**WHAT IS REQUIRED:** Your response must be made up of each line in the data below that contains the string "Receiving".

**Records drawn from a dataset:**
******************************

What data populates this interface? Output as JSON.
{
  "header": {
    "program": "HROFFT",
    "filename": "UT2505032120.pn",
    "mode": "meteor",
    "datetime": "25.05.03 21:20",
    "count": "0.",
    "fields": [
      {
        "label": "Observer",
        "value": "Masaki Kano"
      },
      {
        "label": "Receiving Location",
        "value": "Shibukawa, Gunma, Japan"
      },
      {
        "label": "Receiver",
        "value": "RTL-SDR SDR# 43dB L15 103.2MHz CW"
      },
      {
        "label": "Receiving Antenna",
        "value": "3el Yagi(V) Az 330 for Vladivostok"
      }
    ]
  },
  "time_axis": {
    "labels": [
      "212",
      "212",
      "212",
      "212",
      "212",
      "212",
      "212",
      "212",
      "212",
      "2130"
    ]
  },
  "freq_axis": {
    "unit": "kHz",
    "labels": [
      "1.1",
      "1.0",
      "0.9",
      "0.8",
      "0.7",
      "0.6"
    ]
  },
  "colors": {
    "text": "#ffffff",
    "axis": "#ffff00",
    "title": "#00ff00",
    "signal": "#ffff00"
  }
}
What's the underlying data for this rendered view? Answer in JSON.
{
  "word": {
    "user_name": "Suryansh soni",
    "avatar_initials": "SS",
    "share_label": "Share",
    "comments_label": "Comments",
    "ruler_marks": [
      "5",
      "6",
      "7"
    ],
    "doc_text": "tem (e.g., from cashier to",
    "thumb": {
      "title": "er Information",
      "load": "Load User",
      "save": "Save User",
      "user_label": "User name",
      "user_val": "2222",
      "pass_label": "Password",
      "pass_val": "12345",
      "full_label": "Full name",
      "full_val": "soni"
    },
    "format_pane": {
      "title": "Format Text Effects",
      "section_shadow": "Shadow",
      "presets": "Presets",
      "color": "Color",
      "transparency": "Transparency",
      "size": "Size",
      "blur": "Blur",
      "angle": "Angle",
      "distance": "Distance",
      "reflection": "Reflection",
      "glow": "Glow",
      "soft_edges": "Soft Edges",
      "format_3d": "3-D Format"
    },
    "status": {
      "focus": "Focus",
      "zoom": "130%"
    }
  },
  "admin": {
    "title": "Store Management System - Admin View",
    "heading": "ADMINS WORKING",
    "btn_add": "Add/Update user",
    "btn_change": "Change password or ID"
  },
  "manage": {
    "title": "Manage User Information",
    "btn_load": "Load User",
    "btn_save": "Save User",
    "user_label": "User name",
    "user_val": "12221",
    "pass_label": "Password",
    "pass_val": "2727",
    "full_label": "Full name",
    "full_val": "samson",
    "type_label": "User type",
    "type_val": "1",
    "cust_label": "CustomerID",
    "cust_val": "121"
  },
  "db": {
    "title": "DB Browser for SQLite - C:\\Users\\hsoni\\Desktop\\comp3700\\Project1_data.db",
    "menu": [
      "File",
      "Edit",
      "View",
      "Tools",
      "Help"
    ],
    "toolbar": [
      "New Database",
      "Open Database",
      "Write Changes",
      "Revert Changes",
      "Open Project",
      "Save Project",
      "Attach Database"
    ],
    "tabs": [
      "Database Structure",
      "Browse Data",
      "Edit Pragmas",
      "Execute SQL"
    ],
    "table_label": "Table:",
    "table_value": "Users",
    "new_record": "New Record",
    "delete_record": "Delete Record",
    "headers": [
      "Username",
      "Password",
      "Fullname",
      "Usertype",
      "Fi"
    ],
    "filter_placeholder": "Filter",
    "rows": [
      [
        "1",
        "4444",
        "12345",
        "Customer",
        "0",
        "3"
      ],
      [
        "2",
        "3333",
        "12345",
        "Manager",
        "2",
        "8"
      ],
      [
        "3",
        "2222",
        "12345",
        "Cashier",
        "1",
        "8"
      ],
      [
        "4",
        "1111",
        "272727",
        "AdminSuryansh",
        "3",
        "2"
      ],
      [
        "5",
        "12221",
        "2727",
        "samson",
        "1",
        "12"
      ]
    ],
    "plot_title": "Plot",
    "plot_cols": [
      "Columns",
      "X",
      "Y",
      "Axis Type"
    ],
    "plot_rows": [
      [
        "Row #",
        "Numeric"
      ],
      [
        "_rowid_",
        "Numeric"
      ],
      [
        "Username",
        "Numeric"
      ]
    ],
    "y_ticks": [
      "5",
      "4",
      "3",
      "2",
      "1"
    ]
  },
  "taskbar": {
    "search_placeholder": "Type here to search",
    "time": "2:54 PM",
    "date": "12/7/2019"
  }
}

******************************

**TASK RESPONSE:**
        "label": "Receiving Location",
        "label": "Receiving Antenna",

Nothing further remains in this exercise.